The fourth-graders in Ted Wells' class were thrilled to find out the Dr. Seuss environmental tale, "The Lorax," was being turned into a movie, but when a visit to the film's website uncovered not one mention of trees, the students headed to Change.org.
"I am the Lorax, and I'll yell and I'll shout for the fine things on Earth that are on their way out!" says the Lorax in the book.
The Dr. Seuss character "spoke for the trees," so in mid-December, Wells' Park School class in Brookline, Mass., decided to speak for the Lorax and environmentalists everywhere.
They launched a petition online at Change.org -- a social media website where supporters post petitions in hopes of getting change from governments or corporations.
Last year, petitions on the site won battles over Bank of America's bank fees and Verizon's online payment fees.
'Green Up' This Website
The kids aimed for the same success -- asking that Universal Studios add an environmental message to the film's promotional website.
"We're encouraging Universal to make an improved 'Lorax' movie website that Dr. Seuss would be proud of," read the students' petition on Change.org.
"This movie can show the world we should not take our sky, water, trees and animals for granted," it read. "We think Universal Pictures needs to 'green up' this website."
Word spread about the petition and more than 57,000 people added their signatures. Then Universal took notice. Alongside the movie clips are now tips on saving the planet and, specifically, the trees.
Universal told ABC News that although it had planned to add environmental tips, the petition had expedited the marketing campaign and gotten the tips added to the website more quickly.
"Mr. Wells and his [fourth-grade] class are wonderful messengers for the Lorax and we're pleased to have them as allies in raising awareness to the important message of Dr. Seuss's beloved children's book," a Universal spokesperson said in an email.
Ben Rattray, Change.org's CEO, told ABC News that thanks to the power of the Internet, his site allows regular people to rally against governments and organizations.
"We're surprised every single day," said Rattray, 31. "We don't know what's going to take off. Campaigns will absolutely go viral. ... I think it's an awesome, overall demonstration of what we call 'people power' -- the power for everyday people to come together and effect a change they previously couldn't change."
Change.org Explodes in Popularity
Change.org has exploded in popularity in the last year, with 10,000 new petitions posted every month. Rattray said the start-up -- which he co-founded in 2007 with a fellow Stanford University graduate -- boomed from two employees in 2007 to more than 100.
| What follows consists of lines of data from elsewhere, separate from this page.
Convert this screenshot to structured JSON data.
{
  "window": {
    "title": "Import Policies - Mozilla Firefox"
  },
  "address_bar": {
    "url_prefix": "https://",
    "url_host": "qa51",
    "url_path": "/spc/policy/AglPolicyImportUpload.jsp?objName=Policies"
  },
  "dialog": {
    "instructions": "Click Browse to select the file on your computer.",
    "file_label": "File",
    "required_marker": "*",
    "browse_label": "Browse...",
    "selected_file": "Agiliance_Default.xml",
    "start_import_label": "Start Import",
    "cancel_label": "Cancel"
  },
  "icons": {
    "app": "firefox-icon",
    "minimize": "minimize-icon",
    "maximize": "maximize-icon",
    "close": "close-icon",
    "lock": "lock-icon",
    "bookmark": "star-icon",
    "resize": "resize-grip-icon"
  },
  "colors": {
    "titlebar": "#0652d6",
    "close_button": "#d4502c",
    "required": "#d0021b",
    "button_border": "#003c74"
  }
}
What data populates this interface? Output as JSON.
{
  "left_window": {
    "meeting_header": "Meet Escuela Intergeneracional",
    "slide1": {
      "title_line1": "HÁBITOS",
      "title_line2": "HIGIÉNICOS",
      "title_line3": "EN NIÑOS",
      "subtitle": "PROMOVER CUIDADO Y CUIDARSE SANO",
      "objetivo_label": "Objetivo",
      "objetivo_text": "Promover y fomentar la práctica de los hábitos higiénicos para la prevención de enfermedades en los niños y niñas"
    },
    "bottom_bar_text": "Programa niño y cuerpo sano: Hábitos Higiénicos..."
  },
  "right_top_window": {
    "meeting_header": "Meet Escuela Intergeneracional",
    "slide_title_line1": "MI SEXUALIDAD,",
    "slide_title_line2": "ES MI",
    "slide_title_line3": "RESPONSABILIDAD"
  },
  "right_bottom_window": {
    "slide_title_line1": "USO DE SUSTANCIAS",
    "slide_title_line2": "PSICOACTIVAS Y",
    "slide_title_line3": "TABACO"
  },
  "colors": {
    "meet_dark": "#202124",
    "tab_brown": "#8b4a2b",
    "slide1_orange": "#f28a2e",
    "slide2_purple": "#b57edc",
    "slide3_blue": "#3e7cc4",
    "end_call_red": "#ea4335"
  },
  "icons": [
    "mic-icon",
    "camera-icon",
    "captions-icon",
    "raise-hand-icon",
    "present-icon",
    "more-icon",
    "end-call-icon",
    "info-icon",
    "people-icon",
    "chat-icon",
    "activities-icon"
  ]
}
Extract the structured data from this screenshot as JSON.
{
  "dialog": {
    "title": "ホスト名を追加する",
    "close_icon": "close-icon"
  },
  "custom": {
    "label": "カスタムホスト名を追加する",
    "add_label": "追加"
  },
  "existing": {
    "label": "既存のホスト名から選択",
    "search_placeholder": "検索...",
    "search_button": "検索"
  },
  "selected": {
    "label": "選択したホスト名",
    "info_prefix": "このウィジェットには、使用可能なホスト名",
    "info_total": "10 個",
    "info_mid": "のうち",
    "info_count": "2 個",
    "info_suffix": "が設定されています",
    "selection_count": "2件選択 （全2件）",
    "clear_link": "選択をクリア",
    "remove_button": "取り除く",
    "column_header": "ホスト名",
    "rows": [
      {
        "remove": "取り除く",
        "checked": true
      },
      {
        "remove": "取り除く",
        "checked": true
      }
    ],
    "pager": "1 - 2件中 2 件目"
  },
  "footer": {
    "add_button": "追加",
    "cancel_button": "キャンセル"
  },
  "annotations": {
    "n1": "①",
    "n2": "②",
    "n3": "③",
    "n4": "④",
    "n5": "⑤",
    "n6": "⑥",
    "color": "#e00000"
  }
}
"It's remarkable," he said. "It's exciting to wake up and every day realize that real lives are being changed because of that platform that we built."
Its victories include several Major League Baseball teams agreeing to make anti-gay bullying "It Gets Better" videos after petitions on Change.org netted thousands of signatures, as well as a petition posted on Change.org pressuring the South African government to establish a task force to end the practice of "corrective rape" for lesbians.
Change.org, which turned a $5 million profit last year, has opened new offices in Madrid, London, Melbourne, Australia, and Delhi, India -- with plans for offices in 15 more countries.
Stef Gray, a 23-year-old New York college graduate, got a response from Sallie Mae, the nation's largest private lender, after posting a petition on Change.org asking the lender to stop charging the unemployed a penalty fee for deferring payments.
"I was absolutely stunned," Gray said. "I can't believe that it's blown up like this. It's made me feel empowered and optimistic."
Although Sallie Mae did not stop charging the fee, it did agree to apply it to the balance of the loan if on-time payments were made in full for six months in a row. Gray vowed to keep fighting -- along with the more than 120,000 people that signed her petition -- until Sallie Mae does away with the fee all together.
At the Park School, Wells' students said they were proud of their successful petition and already had their sights set on other causes.
"I think it really made me think that we're not just kids," Mikayla said. "We can be really powerful in many different ways."